The Early Campaign
The 1936 campaign was one of the strangest in the history of American politics, and some observers at the time compared it to the campaigns that preceded the Civil War. In the 1930s, as in the 1850s, the political parties were in flux. The composition of the Democratic party had not changed for several generations, but, in the 1930s, Negroes flocked to its banners and organized labor virtually declared the party its own. This formerly conservative party, now under the leadership of the aristocratic Franklin D. Roosevelt, became the haven of liberals and progressives of all kinds, and Republicans, agrarians, and even socialists entered its ranks to an extent that was alarming to the party's regulars. The Republican party also was reconstituted, not only by the loss of many of its Negro, labor, and urban constituents but also by the addition of some conservative Democrats. Ironically, in 1936 the Republican ticket was headed by two old Bull Moosers, and its national committee was loaded with Main Street rather than Wall Street figures.

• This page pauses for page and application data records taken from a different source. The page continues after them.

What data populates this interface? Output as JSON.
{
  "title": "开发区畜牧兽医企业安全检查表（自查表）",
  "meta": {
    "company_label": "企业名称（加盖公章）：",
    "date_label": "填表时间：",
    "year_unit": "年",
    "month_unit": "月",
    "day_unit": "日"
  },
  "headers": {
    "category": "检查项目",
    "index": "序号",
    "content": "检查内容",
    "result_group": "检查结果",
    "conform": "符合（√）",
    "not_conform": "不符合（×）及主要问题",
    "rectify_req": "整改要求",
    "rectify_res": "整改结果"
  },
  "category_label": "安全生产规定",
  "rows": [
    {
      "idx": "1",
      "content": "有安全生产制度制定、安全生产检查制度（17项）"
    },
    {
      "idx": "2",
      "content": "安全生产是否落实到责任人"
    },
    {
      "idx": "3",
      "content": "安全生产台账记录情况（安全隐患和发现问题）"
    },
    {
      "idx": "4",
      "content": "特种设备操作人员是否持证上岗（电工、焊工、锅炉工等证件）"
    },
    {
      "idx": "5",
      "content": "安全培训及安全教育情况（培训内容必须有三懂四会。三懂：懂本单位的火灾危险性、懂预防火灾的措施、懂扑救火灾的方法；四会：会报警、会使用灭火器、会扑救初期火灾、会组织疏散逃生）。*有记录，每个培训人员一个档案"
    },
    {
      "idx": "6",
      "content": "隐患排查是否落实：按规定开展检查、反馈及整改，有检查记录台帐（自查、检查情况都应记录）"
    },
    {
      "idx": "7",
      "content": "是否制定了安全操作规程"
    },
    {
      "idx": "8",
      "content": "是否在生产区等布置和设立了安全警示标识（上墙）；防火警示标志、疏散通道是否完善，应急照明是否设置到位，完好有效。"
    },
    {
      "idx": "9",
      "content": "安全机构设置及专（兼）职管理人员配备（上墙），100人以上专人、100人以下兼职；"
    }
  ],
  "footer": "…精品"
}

Third parties were still in abundance, colorful if weak. The Socialists and Communists fielded noisy campaign teams and joined in the race for power with the new Coughlin-Smith-and-Townsend Union party. Strong independent state parties arose to harass the major parties in Wisconsin, Minnesota, and New York; and many Democrats abandoned their nominees to assist third-party and independent candidates.